The Ugly: Fats, fats, fats! Refined sugar; high-fructose corn syrup. Big meals!

Here’s the really important part: As important as what you eat is how you eat it, specifically, portion size and number of times you eat throughout the day. Most of us tend to eat at “mealtimes,” and eat till we’re full, right? What I’m advocating is a different pattern of eating, one that is healthier for your body and will burn off more calories.

Calories are units of weight; calories are lost only by muscular action and the intestine is one heckuva long tube surrounded by thin muscular bands that propel food through this tube toward a rendezvous with the destiny of your toilet bowl. The more meals you eat, the more calories you expend, the thinner your waist line.

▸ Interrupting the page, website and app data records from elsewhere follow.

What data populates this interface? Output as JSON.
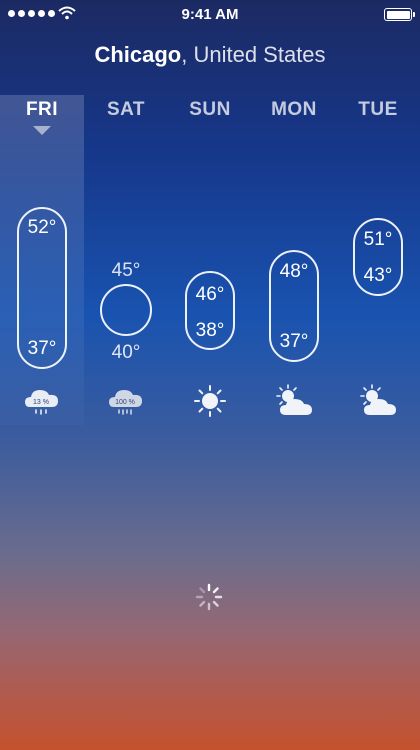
{
  "status_bar": {
    "time": "9:41 AM",
    "signal_bars": 5
  },
  "location": {
    "city": "Chicago",
    "country": "United States"
  },
  "forecast": [
    {
      "day": "FRI",
      "high": "52°",
      "low": "37°",
      "icon": "rain-cloud-icon",
      "precip": "13 %",
      "selected": true
    },
    {
      "day": "SAT",
      "high": "45°",
      "low": "40°",
      "icon": "rain-cloud-icon",
      "precip": "100 %",
      "selected": false
    },
    {
      "day": "SUN",
      "high": "46°",
      "low": "38°",
      "icon": "sun-icon",
      "selected": false
    },
    {
      "day": "MON",
      "high": "48°",
      "low": "37°",
      "icon": "partly-cloudy-icon",
      "selected": false
    },
    {
      "day": "TUE",
      "high": "51°",
      "low": "43°",
      "icon": "partly-cloudy-icon",
      "selected": false
    }
  ]
}
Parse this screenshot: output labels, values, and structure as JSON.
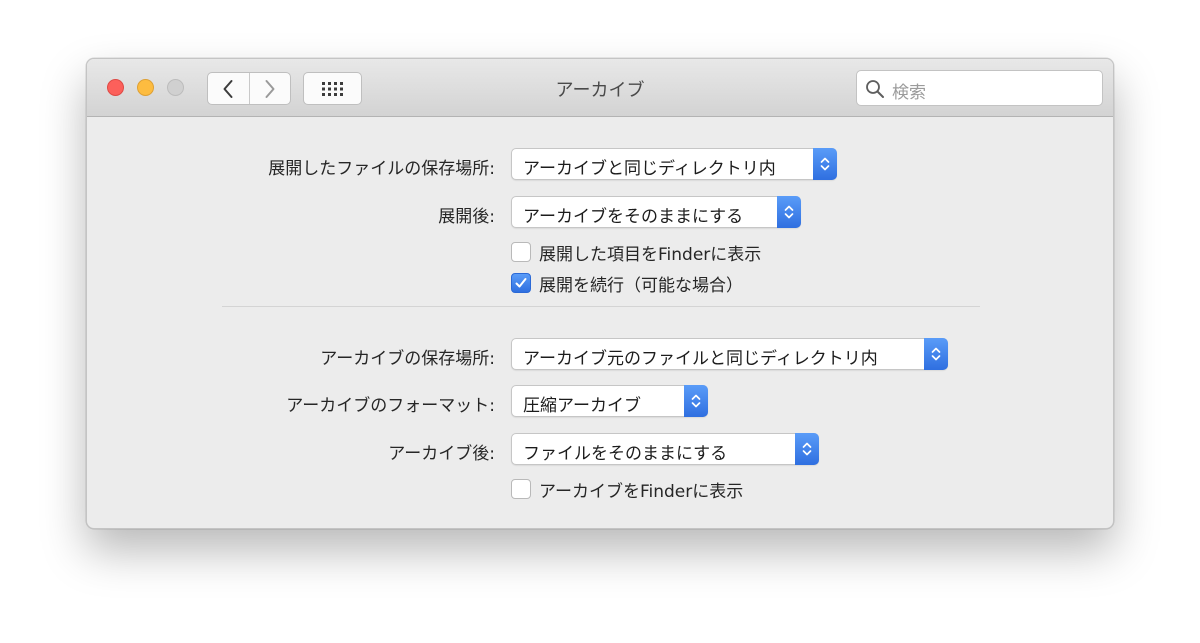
{
  "window": {
    "title": "アーカイブ",
    "search_placeholder": "検索"
  },
  "extract": {
    "location_label": "展開したファイルの保存場所:",
    "location_value": "アーカイブと同じディレクトリ内",
    "after_label": "展開後:",
    "after_value": "アーカイブをそのままにする",
    "reveal_label": "展開した項目をFinderに表示",
    "reveal_checked": false,
    "keep_expanding_label": "展開を続行（可能な場合）",
    "keep_expanding_checked": true
  },
  "archive": {
    "location_label": "アーカイブの保存場所:",
    "location_value": "アーカイブ元のファイルと同じディレクトリ内",
    "format_label": "アーカイブのフォーマット:",
    "format_value": "圧縮アーカイブ",
    "after_label": "アーカイブ後:",
    "after_value": "ファイルをそのままにする",
    "reveal_label": "アーカイブをFinderに表示",
    "reveal_checked": false
  },
  "colors": {
    "accent": "#3478f6",
    "close": "#fc605b",
    "minimize": "#fdbc40",
    "zoom_disabled": "#d0d0d0"
  },
  "icons": [
    "chevron-left-icon",
    "chevron-right-icon",
    "grid-icon",
    "search-icon",
    "stepper-icon",
    "checkmark-icon"
  ]
}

If you take in the same amount of calories in three large meals per day as you do in five to six smaller meals, you will increase your caloric expenditure by 50 percent, which for most women will lead to a weight loss of a half-pound to 1 pound per month. (Plus, you will never become hypoglycemic!) The less cholesterol you ingest, the less plaque you build inside those coronaries.

So, how do you do this? By developing a different pattern. Instead of eating at mealtimes, and eating until you’re full, try eating when you begin to notice you are hungry, and eating until you are no longer hungry. This is done by having your refrigerator at home, fridge at work, carry-along small cooler, etc., filled with pre-packaged small portions of salads, veggies with hummus, nonfat yogurt, fruit and leftover chicken or other meat (smaller than a deck of cards).

Load up on small-serving-size mini-meals, and have them stored everywhere. When you eat out, automatically remove half from your plate into a takeaway container; have sandwiches cut in half and each half wrapped separately. Take half home or with you to eat later when you are hungry again. Eat five to seven mini-meals per day as a routine.

But, don’t get too carried away. Treat yourself occasionally; you don’t have to be too severe. If your everyday pattern is what I’ve described, there’s no harm in breaking the pattern here and there. A large meal on occasion won’t kill you, but I think you will find that, if you follow my guidelines, you’ll not feel terribly comfortable when you sit down for a big one …

— Michael Goodman, M.D., operates the Caring for Women medical practice in Davis.

Special to The Enterprise

  • Recent Posts

  • Enter your email address to subscribe to this newspaper and receive notifications of new articles by email.

  • Special Publications »

    Use of this site constitutes acceptance of our Terms of Service (updated 4/30/2015) and Privacy Policy (updated 4/7/2015).
    Copyright (c) 2016 McNaughton Newspapers, Inc., a family-owned local media company that proudly publishes the Daily Republic, Mountain Democrat, Davis Enterprise, Village Life and other community-driven publications.